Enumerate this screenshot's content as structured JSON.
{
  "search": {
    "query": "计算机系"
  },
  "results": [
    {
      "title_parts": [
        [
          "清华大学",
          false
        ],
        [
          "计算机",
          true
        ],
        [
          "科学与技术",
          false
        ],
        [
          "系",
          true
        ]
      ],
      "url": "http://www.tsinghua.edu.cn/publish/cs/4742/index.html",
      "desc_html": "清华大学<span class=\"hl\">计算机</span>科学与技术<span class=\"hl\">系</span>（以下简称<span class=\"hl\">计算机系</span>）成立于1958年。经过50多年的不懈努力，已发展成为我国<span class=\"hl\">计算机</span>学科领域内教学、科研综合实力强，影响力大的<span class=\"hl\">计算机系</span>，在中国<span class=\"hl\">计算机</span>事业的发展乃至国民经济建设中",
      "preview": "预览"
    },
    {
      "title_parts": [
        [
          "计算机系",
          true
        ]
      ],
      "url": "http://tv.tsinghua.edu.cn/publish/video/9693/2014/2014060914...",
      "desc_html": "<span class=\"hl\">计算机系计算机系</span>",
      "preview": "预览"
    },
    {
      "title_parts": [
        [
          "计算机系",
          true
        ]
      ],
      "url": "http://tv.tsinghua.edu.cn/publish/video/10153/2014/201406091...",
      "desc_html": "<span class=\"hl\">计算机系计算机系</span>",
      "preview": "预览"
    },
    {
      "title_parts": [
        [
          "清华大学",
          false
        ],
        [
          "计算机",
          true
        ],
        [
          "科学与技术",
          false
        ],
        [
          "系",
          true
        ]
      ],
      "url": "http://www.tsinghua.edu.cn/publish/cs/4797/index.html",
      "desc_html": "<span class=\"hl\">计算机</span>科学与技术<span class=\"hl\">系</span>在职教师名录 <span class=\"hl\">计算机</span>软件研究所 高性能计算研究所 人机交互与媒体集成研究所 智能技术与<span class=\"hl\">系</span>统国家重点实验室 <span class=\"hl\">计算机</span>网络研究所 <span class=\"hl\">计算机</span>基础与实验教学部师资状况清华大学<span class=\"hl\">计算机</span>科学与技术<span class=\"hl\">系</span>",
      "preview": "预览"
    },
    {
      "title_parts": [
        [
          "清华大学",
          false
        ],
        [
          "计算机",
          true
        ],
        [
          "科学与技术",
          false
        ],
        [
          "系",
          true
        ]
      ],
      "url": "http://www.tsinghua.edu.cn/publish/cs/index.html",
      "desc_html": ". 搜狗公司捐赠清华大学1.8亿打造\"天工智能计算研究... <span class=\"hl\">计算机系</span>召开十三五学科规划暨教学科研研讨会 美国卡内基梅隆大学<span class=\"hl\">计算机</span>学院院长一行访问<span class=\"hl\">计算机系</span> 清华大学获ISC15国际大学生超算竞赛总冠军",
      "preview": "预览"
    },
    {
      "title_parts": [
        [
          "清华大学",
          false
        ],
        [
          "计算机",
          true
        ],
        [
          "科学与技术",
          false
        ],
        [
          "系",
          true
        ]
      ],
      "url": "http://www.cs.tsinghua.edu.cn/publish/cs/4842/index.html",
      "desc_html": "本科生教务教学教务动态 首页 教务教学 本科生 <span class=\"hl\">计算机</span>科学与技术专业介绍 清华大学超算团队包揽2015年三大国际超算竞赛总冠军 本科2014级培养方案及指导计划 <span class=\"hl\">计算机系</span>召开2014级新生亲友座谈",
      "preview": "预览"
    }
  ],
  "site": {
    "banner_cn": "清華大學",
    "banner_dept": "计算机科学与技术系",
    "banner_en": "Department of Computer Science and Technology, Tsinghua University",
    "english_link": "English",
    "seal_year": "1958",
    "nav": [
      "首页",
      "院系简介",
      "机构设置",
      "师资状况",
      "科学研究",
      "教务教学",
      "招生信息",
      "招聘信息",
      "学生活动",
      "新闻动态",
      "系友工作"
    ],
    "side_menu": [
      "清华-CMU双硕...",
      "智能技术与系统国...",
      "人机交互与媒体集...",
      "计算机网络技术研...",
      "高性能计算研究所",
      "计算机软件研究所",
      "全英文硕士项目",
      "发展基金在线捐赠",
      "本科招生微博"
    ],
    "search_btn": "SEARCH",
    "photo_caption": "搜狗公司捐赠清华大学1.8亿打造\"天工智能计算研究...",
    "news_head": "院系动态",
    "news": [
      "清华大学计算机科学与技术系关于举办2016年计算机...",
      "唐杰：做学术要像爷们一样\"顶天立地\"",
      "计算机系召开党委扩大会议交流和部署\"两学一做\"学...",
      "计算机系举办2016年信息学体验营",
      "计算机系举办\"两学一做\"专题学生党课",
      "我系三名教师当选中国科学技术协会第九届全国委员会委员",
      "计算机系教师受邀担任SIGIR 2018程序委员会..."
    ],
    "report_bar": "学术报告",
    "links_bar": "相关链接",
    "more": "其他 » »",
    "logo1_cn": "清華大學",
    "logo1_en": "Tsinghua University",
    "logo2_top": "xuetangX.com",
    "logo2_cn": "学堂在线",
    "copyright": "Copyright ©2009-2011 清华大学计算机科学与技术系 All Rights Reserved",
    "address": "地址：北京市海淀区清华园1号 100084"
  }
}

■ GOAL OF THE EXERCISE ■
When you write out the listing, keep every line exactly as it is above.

■ RESULT OF THE EXERCISE ■
Enumerate this screenshot's content as structured JSON.
{
  "search": {
    "query": "计算机系"
  },
  "results": [
    {
      "title_parts": [
        [
          "清华大学",
          false
        ],
        [
          "计算机",
          true
        ],
        [
          "科学与技术",
          false
        ],
        [
          "系",
          true
        ]
      ],
      "url": "http://www.tsinghua.edu.cn/publish/cs/4742/index.html",
      "desc_html": "清华大学<span class=\"hl\">计算机</span>科学与技术<span class=\"hl\">系</span>（以下简称<span class=\"hl\">计算机系</span>）成立于1958年。经过50多年的不懈努力，已发展成为我国<span class=\"hl\">计算机</span>学科领域内教学、科研综合实力强，影响力大的<span class=\"hl\">计算机系</span>，在中国<span class=\"hl\">计算机</span>事业的发展乃至国民经济建设中",
      "preview": "预览"
    },
    {
      "title_parts": [
        [
          "计算机系",
          true
        ]
      ],
      "url": "http://tv.tsinghua.edu.cn/publish/video/9693/2014/2014060914...",
      "desc_html": "<span class=\"hl\">计算机系计算机系</span>",
      "preview": "预览"
    },
    {
      "title_parts": [
        [
          "计算机系",
          true
        ]
      ],
      "url": "http://tv.tsinghua.edu.cn/publish/video/10153/2014/201406091...",
      "desc_html": "<span class=\"hl\">计算机系计算机系</span>",
      "preview": "预览"
    },
    {
      "title_parts": [
        [
          "清华大学",
          false
        ],
        [
          "计算机",
          true
        ],
        [
          "科学与技术",
          false
        ],
        [
          "系",
          true
        ]
      ],
      "url": "http://www.tsinghua.edu.cn/publish/cs/4797/index.html",
      "desc_html": "<span class=\"hl\">计算机</span>科学与技术<span class=\"hl\">系</span>在职教师名录 <span class=\"hl\">计算机</span>软件研究所 高性能计算研究所 人机交互与媒体集成研究所 智能技术与<span class=\"hl\">系</span>统国家重点实验室 <span class=\"hl\">计算机</span>网络研究所 <span class=\"hl\">计算机</span>基础与实验教学部师资状况清华大学<span class=\"hl\">计算机</span>科学与技术<span class=\"hl\">系</span>",
      "preview": "预览"
    },
    {
      "title_parts": [
        [
          "清华大学",
          false
        ],
        [
          "计算机",
          true
        ],
        [
          "科学与技术",
          false
        ],
        [
          "系",
          true
        ]
      ],
      "url": "http://www.tsinghua.edu.cn/publish/cs/index.html",
      "desc_html": ". 搜狗公司捐赠清华大学1.8亿打造\"天工智能计算研究... <span class=\"hl\">计算机系</span>召开十三五学科规划暨教学科研研讨会 美国卡内基梅隆大学<span class=\"hl\">计算机</span>学院院长一行访问<span class=\"hl\">计算机系</span> 清华大学获ISC15国际大学生超算竞赛总冠军",
      "preview": "预览"
    },
    {
      "title_parts": [
        [
          "清华大学",
          false
        ],
        [
          "计算机",
          true
        ],
        [
          "科学与技术",
          false
        ],
        [
          "系",
          true
        ]
      ],
      "url": "http://www.cs.tsinghua.edu.cn/publish/cs/4842/index.html",
      "desc_html": "本科生教务教学教务动态 首页 教务教学 本科生 <span class=\"hl\">计算机</span>科学与技术专业介绍 清华大学超算团队包揽2015年三大国际超算竞赛总冠军 本科2014级培养方案及指导计划 <span class=\"hl\">计算机系</span>召开2014级新生亲友座谈",
      "preview": "预览"
    }
  ],
  "site": {
    "banner_cn": "清華大學",
    "banner_dept": "计算机科学与技术系",
    "banner_en": "Department of Computer Science and Technology, Tsinghua University",
    "english_link": "English",
    "seal_year": "1958",
    "nav": [
      "首页",
      "院系简介",
      "机构设置",
      "师资状况",
      "科学研究",
      "教务教学",
      "招生信息",
      "招聘信息",
      "学生活动",
      "新闻动态",
      "系友工作"
    ],
    "side_menu": [
      "清华-CMU双硕...",
      "智能技术与系统国...",
      "人机交互与媒体集...",
      "计算机网络技术研...",
      "高性能计算研究所",
      "计算机软件研究所",
      "全英文硕士项目",
      "发展基金在线捐赠",
      "本科招生微博"
    ],
    "search_btn": "SEARCH",
    "photo_caption": "搜狗公司捐赠清华大学1.8亿打造\"天工智能计算研究...",
    "news_head": "院系动态",
    "news": [
      "清华大学计算机科学与技术系关于举办2016年计算机...",
      "唐杰：做学术要像爷们一样\"顶天立地\"",
      "计算机系召开党委扩大会议交流和部署\"两学一做\"学...",
      "计算机系举办2016年信息学体验营",
      "计算机系举办\"两学一做\"专题学生党课",
      "我系三名教师当选中国科学技术协会第九届全国委员会委员",
      "计算机系教师受邀担任SIGIR 2018程序委员会..."
    ],
    "report_bar": "学术报告",
    "links_bar": "相关链接",
    "more": "其他 » »",
    "logo1_cn": "清華大學",
    "logo1_en": "Tsinghua University",
    "logo2_top": "xuetangX.com",
    "logo2_cn": "学堂在线",
    "copyright": "Copyright ©2009-2011 清华大学计算机科学与技术系 All Rights Reserved",
    "address": "地址：北京市海淀区清华园1号 100084"
  }
}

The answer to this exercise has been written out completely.